October 2, 2014 5 Comments
So you’re looking for great content to share with your LinkedIn connections and Twitter followers because sharing content is what good networkers do, right? Sharing content that is pertinent to your community educates them, inspires them, makes them think. True. However, some people misunderstand the purpose of sharing articles on LinkedIn or other platforms. They think the more they share, regardless of content, the better. Not true.
A Forbes article, Become A Leader On LinkedIn: 4 Steps To A More Active Profile, shared by one of my LinkedIn connections inspired me to write this post. Hank Boyer is one of those people who shares information worth reading. The Forbes article is one of the many articles he’s distributed to his LinkedIn connections and the groups he’s in.
The article advises first to publish your own content on LinkedIn. Which seems like a no-brainer if you want to be known as the authority in your industry, a leader on LinkedIn. But let’s face it; not everyone has the time, writes well enough, nor has the inclination to write on a regular basis. Some people, one of my customers attests, simply like to read what others write. My feelings on this are explained in this post.
If you’re not a writer, share the writing of others.
If you’re going to share the content of others, you must be an active reader. Read and understand what the author is saying, then share it on LinkedIn and Twitter–if you’re on Twitter–and write a word or two about said article in the “Share an Update” box. I feel comfortable sharing a post only if I’ve read it and have an intelligent comment to add.
In my LinkedIn workshop when I’m teaching the participants how to post an update, I show them how to share an article with their connections. I make it clear that they must write at least a brief comment, but to do this they have to read the entire article. In order to demonstrate this I have read the article prior to the workshop begins so I can write something intelligent about it during my demonstration.
The Forbes article also suggest becoming a groupie. Find someone who shares content you find extremely valuable and then follow that person. There are a number of my connections who share valuable content of interest to me and my connections. Some share content of other writers in the groups we’re in, while others share content to the public on LinkedIn.
These are my connections who I trust enough that whatever they post on LinkedIn, I’ll open an article and read it in its entirety. That’s how much I trust these folks. I’ve already pointed out Hank Boyer, but others who come to mind are Sabrina Woods, Hanna Morgan, Rich Grant, Greg Johnson, Pat Weber. The list goes on. These people are prolific readers and they also write great stuff.
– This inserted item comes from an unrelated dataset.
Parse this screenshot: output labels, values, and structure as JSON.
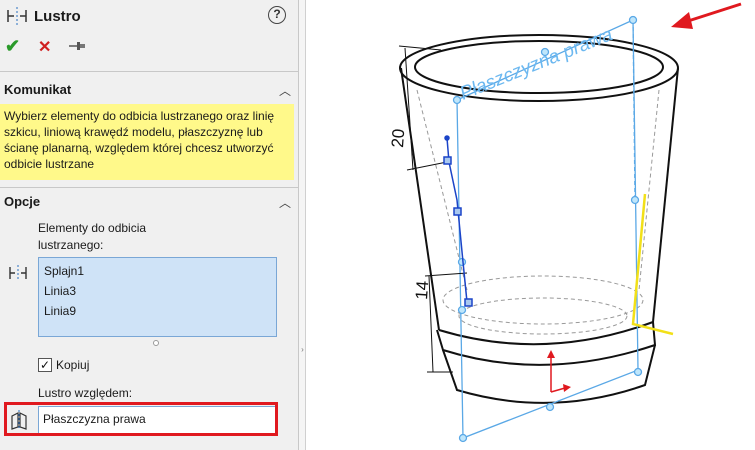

Make sure what you share will add value. I say this with seriousness. Nothing can hurt your leadership status than posting articles that are poorly written, off target, in some why insulting to your readers, or are used as a platform for venting. Some LinkedIn members read the titles of articles and simply hit “Share.” I understand people want to appear as leaders, but this is irresponsible. They can’t possibly know if the article is valuable if they haven’t read it.
Reciprocate. I’ll add this advice, as it’s important to develop relationships with fellow writers. Reciprocate by sharing articles of writers who have shared your articles, but only if they’re worthy of reciprocation. When you share an article that is poorly written just for the sake of reciprocity, you are soiling your reputation as a leader on LinkedIn.
When my workshop attendees ask me what they update status they can share, my first response is sharing an article. I’m sure to tell them that whatever they share will be a reflection on them as a professional. This is an important message for them, as well as all professionals on LinkedIn.